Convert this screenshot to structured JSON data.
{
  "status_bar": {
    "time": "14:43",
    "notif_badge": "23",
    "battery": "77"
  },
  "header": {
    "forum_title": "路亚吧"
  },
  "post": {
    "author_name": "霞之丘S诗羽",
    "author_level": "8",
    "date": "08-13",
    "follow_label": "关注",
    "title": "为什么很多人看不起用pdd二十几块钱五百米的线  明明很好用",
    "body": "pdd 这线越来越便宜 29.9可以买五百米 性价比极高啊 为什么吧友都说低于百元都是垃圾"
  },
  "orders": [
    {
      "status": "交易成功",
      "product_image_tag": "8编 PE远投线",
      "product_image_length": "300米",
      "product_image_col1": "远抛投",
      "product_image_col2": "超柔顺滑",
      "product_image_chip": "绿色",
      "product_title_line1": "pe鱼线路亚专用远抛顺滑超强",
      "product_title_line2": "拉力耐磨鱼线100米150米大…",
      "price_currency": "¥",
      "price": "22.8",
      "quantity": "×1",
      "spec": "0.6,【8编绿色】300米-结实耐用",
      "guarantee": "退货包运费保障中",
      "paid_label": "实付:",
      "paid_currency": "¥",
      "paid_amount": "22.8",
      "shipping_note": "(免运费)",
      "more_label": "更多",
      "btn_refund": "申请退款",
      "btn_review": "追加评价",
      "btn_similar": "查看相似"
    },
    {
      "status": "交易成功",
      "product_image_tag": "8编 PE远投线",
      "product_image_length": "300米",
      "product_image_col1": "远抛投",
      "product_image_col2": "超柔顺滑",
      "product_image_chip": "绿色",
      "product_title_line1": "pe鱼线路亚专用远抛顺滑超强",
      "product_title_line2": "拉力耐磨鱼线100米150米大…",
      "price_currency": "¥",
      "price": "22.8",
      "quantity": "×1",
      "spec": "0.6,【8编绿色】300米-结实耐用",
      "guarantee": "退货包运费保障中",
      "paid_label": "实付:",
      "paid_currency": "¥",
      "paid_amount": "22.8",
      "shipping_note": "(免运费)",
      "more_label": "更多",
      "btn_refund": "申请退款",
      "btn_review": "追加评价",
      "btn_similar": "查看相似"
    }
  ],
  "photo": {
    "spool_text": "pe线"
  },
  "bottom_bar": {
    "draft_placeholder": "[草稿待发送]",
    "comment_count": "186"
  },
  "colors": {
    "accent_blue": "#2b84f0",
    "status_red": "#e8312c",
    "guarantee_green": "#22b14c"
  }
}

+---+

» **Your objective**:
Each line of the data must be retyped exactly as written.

» **Exercise result**:
Convert this screenshot to structured JSON data.
{
  "status_bar": {
    "time": "14:43",
    "notif_badge": "23",
    "battery": "77"
  },
  "header": {
    "forum_title": "路亚吧"
  },
  "post": {
    "author_name": "霞之丘S诗羽",
    "author_level": "8",
    "date": "08-13",
    "follow_label": "关注",
    "title": "为什么很多人看不起用pdd二十几块钱五百米的线  明明很好用",
    "body": "pdd 这线越来越便宜 29.9可以买五百米 性价比极高啊 为什么吧友都说低于百元都是垃圾"
  },
  "orders": [
    {
      "status": "交易成功",
      "product_image_tag": "8编 PE远投线",
      "product_image_length": "300米",
      "product_image_col1": "远抛投",
      "product_image_col2": "超柔顺滑",
      "product_image_chip": "绿色",
      "product_title_line1": "pe鱼线路亚专用远抛顺滑超强",
      "product_title_line2": "拉力耐磨鱼线100米150米大…",
      "price_currency": "¥",
      "price": "22.8",
      "quantity": "×1",
      "spec": "0.6,【8编绿色】300米-结实耐用",
      "guarantee": "退货包运费保障中",
      "paid_label": "实付:",
      "paid_currency": "¥",
      "paid_amount": "22.8",
      "shipping_note": "(免运费)",
      "more_label": "更多",
      "btn_refund": "申请退款",
      "btn_review": "追加评价",
      "btn_similar": "查看相似"
    },
    {
      "status": "交易成功",
      "product_image_tag": "8编 PE远投线",
      "product_image_length": "300米",
      "product_image_col1": "远抛投",
      "product_image_col2": "超柔顺滑",
      "product_image_chip": "绿色",
      "product_title_line1": "pe鱼线路亚专用远抛顺滑超强",
      "product_title_line2": "拉力耐磨鱼线100米150米大…",
      "price_currency": "¥",
      "price": "22.8",
      "quantity": "×1",
      "spec": "0.6,【8编绿色】300米-结实耐用",
      "guarantee": "退货包运费保障中",
      "paid_label": "实付:",
      "paid_currency": "¥",
      "paid_amount": "22.8",
      "shipping_note": "(免运费)",
      "more_label": "更多",
      "btn_refund": "申请退款",
      "btn_review": "追加评价",
      "btn_similar": "查看相似"
    }
  ],
  "photo": {
    "spool_text": "pe线"
  },
  "bottom_bar": {
    "draft_placeholder": "[草稿待发送]",
    "comment_count": "186"
  },
  "colors": {
    "accent_blue": "#2b84f0",
    "status_red": "#e8312c",
    "guarantee_green": "#22b14c"
  }
}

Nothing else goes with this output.